I want to support other female artists — but I try not to do too many ‚ladies nights‘ as I think it takes away from the most important focus, which is the music.
But it’s good for us ladies to support eachother — and not see eachother as competition. There is room for everbody in this scene (I hope).
There’s also another website, called Junglistic Sistaz, that is founded by Shroombab from Vienna. So there seems to be lots of dnb women out there!
So how do you support other females? I mean, do you promote parties at all?
I probably don’t do enough. No I haven’t done an event since 1997!
But thats the thing, even if I did a party, I wouldn’t book DJs based on them being females — I would book whoever I wanted to play.
I guess the goal of a female DJ is to be seen as a wicked DJ — not a wicked female DJ.
Is that possible?
I share that point of view. What kind of DJ-skill changed the most in the last years for you personally?
Well I think everything changed — my style of music has evolved — and my mixing — technically and style wise has gotten a lot better.

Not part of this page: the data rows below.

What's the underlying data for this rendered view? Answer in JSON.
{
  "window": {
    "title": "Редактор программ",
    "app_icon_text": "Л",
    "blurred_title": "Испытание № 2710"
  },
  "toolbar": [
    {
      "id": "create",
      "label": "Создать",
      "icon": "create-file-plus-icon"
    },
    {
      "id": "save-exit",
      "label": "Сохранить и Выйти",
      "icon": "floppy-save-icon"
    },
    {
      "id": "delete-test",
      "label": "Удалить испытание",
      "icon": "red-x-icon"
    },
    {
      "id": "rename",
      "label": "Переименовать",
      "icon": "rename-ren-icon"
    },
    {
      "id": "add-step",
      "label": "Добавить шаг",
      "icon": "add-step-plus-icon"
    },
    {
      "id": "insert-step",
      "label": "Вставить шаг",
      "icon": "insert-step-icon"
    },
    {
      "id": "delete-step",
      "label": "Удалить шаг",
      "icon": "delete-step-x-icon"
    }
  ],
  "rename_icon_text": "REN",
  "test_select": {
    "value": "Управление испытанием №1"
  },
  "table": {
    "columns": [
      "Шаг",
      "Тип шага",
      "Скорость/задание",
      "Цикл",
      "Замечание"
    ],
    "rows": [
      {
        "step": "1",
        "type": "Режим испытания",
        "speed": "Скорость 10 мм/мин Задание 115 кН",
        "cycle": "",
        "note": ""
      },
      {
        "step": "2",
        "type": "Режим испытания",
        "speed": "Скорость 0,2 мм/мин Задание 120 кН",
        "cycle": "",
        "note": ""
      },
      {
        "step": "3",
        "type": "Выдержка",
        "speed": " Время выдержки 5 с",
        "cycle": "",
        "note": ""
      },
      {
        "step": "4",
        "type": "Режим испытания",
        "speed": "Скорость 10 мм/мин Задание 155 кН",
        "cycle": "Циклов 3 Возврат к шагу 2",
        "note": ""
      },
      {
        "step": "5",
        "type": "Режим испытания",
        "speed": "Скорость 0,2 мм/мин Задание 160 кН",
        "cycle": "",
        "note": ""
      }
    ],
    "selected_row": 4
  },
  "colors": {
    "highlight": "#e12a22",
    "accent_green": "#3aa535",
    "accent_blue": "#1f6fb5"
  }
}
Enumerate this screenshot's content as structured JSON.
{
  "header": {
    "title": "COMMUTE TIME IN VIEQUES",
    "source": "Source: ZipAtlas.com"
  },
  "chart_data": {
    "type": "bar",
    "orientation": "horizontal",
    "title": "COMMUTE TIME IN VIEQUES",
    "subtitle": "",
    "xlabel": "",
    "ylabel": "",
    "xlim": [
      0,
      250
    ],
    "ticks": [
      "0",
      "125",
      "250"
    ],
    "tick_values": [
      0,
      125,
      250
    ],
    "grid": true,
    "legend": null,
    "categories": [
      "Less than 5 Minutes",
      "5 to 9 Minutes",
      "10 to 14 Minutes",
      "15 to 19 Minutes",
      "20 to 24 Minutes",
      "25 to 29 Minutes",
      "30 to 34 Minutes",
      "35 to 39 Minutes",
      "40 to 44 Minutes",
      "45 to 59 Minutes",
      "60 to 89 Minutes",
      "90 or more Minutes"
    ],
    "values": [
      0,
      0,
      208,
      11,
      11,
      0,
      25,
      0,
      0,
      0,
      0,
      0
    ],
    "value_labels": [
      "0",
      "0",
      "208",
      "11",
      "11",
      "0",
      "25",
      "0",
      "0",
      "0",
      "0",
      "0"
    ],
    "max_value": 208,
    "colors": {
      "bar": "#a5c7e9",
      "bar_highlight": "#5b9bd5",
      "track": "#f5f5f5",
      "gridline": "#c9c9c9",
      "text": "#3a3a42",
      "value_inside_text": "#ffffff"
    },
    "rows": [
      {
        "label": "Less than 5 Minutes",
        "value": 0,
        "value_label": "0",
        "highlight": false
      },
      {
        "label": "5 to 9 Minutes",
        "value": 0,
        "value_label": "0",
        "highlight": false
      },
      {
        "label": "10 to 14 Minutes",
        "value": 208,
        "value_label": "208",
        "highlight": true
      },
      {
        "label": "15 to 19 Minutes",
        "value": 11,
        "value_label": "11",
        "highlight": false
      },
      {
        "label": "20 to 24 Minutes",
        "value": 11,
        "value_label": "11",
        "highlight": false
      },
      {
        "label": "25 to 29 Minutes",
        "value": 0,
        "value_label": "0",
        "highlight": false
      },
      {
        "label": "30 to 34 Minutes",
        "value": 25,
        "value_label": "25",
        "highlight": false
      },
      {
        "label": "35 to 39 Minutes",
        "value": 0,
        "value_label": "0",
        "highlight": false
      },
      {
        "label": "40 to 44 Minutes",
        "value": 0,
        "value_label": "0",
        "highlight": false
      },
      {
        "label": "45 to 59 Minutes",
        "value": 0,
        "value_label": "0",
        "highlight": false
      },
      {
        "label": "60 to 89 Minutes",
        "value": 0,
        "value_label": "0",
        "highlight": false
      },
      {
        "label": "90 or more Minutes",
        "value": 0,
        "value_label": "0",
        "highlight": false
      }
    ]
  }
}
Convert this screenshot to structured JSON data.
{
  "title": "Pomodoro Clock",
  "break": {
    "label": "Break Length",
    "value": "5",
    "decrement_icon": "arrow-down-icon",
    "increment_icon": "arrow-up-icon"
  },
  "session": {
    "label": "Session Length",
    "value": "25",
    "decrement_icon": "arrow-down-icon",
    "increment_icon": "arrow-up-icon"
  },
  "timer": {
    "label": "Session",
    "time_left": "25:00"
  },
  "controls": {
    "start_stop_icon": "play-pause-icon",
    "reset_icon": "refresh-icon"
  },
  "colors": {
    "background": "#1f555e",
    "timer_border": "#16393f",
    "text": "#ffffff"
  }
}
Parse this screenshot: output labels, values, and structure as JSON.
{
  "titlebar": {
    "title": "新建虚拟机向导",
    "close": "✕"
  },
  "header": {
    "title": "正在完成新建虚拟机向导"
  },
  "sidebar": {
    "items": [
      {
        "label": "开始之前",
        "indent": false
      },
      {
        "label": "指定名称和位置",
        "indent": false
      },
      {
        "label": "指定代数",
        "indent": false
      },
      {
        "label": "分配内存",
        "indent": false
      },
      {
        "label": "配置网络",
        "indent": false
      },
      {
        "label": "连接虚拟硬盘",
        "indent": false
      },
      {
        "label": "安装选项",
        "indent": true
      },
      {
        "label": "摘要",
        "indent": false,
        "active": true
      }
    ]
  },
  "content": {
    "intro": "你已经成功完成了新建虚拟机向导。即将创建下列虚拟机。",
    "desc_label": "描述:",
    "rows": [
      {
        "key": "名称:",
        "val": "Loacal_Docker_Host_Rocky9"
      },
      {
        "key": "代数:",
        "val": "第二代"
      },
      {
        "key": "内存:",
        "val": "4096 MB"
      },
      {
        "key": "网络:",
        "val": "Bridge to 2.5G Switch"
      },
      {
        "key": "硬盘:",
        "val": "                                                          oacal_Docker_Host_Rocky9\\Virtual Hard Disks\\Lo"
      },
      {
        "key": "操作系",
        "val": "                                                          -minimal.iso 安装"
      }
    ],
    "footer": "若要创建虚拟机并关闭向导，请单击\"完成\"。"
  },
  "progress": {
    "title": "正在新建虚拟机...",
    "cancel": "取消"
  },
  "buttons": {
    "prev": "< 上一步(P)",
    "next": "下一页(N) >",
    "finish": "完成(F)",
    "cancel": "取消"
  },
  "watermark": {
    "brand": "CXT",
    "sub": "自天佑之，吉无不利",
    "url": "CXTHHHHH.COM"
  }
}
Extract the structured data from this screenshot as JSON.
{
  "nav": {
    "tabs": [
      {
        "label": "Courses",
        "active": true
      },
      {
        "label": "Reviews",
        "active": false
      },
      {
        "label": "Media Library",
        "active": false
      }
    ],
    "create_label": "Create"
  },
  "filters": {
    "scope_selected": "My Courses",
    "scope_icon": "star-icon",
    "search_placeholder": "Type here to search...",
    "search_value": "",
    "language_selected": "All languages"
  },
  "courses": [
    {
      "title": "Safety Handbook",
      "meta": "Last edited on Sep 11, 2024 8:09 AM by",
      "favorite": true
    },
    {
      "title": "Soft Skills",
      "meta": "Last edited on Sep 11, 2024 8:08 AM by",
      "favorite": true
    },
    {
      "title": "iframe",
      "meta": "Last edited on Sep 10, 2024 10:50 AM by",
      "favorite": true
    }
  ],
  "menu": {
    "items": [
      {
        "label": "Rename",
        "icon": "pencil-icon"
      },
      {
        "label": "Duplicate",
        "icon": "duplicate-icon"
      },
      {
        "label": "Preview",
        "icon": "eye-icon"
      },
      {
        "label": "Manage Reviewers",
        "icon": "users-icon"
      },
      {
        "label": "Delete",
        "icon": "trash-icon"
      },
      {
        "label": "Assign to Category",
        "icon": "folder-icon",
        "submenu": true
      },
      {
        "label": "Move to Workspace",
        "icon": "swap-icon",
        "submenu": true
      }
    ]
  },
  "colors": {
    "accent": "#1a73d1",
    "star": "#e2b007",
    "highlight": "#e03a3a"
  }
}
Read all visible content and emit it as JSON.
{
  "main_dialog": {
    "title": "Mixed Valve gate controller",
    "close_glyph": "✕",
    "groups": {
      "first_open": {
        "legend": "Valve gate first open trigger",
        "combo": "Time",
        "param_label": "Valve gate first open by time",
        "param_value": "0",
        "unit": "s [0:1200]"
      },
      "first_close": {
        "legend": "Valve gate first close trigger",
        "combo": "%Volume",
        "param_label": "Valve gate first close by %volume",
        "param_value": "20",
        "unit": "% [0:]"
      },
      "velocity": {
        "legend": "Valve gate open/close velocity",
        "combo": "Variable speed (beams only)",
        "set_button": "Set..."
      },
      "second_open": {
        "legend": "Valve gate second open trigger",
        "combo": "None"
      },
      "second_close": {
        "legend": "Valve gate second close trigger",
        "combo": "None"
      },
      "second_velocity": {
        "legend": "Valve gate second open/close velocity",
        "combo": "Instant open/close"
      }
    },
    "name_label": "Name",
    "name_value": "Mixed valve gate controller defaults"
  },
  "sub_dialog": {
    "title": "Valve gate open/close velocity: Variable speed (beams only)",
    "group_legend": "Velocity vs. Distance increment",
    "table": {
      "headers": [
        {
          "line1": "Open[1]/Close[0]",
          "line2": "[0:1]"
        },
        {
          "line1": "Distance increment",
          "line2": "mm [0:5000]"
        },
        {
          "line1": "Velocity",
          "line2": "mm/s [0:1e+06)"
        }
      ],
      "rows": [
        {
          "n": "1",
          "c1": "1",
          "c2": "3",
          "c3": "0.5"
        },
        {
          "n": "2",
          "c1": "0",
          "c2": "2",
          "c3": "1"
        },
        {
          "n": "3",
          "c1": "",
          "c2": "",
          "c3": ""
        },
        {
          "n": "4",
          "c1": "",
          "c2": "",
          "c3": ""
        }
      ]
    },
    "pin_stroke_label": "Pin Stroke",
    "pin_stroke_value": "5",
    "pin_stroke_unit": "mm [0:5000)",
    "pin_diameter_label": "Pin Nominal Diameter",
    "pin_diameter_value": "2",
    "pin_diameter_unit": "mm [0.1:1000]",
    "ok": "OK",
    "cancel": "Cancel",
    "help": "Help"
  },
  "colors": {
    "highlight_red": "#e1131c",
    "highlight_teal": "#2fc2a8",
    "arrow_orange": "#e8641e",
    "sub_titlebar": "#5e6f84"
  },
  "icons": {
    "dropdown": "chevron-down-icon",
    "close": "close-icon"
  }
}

I was saying to Doc Scott that I think there is always gonna be a way to become a better DJ. I don’t think you get to a certain point and everything just stops. You can always be more creative with how you mix and try different things. I hope he didnt think I was crazy.
Does he comment on this?
Yes he did. He said that was a really good way to look at DJing. It’s a good attitude to have. I think he’s really professional and he works really hard so I respect his opinion.
I think at the beginning, when I was DJing just as a hobby, I was into all kinds of d’n’b. Then in SF I got too influenced by local people and sounds. Then when I came to London I went back to what I was originally into — a variety of stuff, not just one straight line of dnb.
You said you enjoyed the last gig in Leipzig a lot beside the fact that the PA situation was not really perfect. So why?
Oh I thought the PA was fine actually. I just had to get used to where the monitors were located and know the best place to stand. But for me it was all cool.
But yeah it was good, because for me I was nervous as it was my first headlining gig in your town.
So I was happy that people showed up, danced, and it was busy for the 3 hours I played. It was cool to be able to play all kinds of sounds and people would dance. But I have to big up you guys because it’s the locals and how they play that open up the people to whatever the guest DJs bring forward.
Is Skunkrock open for demo tracks? Do you have any advice for producers how to come up with new stuff?
We are always into hearing demos, and try our best to give feedback as long as we have time. It’s good for new producers now because more and more labels are open to new people from all over the world. I guess the best thing to do is to send demos out to as many people as possible — DJs and labels. If you don’t know how to do that you can hand out CDs when a DJ comes to your town. Another great way is to get in touch via AIM and send tunes that way.
It’s always good to send your stuff to people who do radio shows — internet and regular because it’s good promotion and maybe someone is listening that likes the tunes.
Some last words?
I just want to say thanks for the support — big ups to the Cuba Crew and I hope people had fun when I was there recently. I would love to come back someday.